Recent searches have not rediscovered the species but given the bird’s close appearance to the Blue-vented Hummingbird, and the very little birding that has taken place where it may still occur, additional searches seem warranted. Without knowing what this species really is and what it needs, we can’t know what threats it might face. However, we can’t go wrong in protecting habitat at and near the place where the one specimen was taken; a site on Miravalles Volcano.
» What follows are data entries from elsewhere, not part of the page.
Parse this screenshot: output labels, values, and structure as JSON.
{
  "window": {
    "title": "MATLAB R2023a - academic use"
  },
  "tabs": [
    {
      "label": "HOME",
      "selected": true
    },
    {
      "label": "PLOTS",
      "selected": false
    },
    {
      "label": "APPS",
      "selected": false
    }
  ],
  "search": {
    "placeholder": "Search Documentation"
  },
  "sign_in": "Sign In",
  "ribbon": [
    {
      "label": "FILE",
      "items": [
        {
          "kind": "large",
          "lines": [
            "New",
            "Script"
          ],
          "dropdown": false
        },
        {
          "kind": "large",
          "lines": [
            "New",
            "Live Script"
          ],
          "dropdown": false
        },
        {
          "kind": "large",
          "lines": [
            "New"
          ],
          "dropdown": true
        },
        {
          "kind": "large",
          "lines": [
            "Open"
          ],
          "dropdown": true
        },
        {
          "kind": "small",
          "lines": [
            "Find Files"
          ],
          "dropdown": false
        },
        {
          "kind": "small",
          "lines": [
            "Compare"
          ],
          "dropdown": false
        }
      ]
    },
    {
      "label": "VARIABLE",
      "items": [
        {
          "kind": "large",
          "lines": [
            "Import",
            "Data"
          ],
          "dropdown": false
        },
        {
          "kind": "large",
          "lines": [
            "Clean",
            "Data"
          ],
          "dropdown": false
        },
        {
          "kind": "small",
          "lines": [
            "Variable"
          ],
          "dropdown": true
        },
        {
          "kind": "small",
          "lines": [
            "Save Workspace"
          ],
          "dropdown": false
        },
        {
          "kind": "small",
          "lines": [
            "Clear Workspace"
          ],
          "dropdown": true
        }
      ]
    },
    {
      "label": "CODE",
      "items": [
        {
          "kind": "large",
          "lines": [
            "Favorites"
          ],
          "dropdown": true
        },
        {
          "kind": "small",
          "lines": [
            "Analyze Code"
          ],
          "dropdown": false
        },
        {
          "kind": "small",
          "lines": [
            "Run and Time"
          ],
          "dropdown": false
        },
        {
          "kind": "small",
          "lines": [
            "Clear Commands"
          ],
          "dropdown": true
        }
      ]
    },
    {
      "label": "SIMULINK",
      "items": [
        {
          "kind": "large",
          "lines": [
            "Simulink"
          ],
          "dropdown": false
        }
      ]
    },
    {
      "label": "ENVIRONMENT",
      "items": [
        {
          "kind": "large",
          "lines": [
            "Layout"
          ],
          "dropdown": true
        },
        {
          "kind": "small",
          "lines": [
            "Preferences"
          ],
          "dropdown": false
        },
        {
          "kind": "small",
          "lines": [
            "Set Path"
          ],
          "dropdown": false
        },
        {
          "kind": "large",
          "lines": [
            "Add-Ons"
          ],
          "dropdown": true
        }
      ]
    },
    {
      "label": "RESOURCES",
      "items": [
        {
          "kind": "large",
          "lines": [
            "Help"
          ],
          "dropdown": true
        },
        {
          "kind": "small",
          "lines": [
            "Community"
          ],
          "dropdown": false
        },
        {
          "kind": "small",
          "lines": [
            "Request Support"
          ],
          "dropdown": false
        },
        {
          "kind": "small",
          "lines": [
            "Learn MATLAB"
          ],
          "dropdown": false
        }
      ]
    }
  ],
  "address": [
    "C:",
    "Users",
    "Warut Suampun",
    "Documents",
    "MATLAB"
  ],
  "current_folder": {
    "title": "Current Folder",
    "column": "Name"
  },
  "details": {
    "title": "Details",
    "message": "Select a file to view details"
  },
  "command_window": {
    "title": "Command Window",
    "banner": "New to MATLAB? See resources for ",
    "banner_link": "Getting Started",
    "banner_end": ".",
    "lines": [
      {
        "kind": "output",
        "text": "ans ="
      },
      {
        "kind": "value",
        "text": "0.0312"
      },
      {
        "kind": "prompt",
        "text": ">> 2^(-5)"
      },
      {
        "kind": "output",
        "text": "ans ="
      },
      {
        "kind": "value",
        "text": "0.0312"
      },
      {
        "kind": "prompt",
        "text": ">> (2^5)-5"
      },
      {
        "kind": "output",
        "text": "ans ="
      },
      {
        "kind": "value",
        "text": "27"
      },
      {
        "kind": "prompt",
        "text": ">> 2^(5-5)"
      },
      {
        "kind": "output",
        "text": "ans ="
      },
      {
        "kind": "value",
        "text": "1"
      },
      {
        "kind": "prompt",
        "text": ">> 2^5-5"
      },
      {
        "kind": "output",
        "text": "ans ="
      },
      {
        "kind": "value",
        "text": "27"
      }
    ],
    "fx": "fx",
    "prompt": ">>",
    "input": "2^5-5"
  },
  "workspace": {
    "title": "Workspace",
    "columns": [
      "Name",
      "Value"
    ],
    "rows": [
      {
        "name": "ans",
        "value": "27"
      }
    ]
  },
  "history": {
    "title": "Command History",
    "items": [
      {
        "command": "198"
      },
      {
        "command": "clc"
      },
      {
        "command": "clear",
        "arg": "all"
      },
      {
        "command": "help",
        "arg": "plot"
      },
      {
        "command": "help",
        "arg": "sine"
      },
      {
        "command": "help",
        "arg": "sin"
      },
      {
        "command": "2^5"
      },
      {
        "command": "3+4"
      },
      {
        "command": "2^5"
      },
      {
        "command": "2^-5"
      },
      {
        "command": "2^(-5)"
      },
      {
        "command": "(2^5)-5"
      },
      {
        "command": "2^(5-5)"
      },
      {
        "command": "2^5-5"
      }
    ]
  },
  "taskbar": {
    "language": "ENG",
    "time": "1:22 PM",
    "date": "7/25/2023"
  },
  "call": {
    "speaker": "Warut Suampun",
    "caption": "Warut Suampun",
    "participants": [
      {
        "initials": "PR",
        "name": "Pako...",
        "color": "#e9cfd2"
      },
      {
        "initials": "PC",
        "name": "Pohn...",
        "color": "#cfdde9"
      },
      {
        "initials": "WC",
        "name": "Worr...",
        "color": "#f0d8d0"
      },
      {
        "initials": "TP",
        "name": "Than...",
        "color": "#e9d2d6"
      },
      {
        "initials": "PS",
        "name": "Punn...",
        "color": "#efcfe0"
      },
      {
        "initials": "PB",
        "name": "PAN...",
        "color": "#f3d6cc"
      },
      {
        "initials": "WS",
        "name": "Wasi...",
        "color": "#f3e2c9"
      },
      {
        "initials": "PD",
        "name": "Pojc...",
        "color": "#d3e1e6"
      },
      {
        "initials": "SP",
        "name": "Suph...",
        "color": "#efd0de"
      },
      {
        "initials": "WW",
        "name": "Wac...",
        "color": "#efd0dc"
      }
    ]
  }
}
A top priority for protecting this species is rediscovering it; a task that places birders in a unique and exciting position to help. In addition to supporting any habitat protection and conservation initiatives at and near Miravalles Volcano, birders can also help by, (1) going birding in the Miravalles and Rincon de la Vieja area, (2) documenting any hummingbirds that resemble Blue-vented Hummingird, and (3) check those hummingbird images for birds with blue on the crown. If you do find a Blue-vented Hummingbird with a blue crown, you might rediscover a lost, critically endangered species.

Blue-vented Hummingbird

These are the critically endangered birds of Costa Rica. Sadly, we also have some resident species considered endangered by the IUCN. To keep bird species such as the Yellow-billed Cotinga and Bare-necked Umbrellabird from becoming critically endangered, solutions are similar to what is needed in most parts of the world to prevent extinctions; protect habitat that exists, reconvert areas to historical natural habitat and ecosystems, reconnect people with nature in every way possible, and enact climate crisis solutions now. Let’s get to work, we really have no time to lose.

Written by Patrick O'Donnell
Patrick O'Donnell became a birder at the age of 7 after seeing books about birds in the Niagara Falls, New York public library. Although watching thousands of gulls in the Niagara Gorge was sublime, more bird species (and warmer weather) eventually brought him to Mexico, Costa Rica, Ecuador, and other very birdy tropical places. A biologist by training, he has worked on bird-related projects in Colorado, Washington, Peru, and other locales, and has guided birders in Peru, Ecuador, and Costa Rica. These days, he lives in Costa Rica where he juggles guiding, freelance writing, developing bird apps for Costa Rica and Panama, posting on his Costa Rica birding blog, and discussing dinosaurs with his young daughter.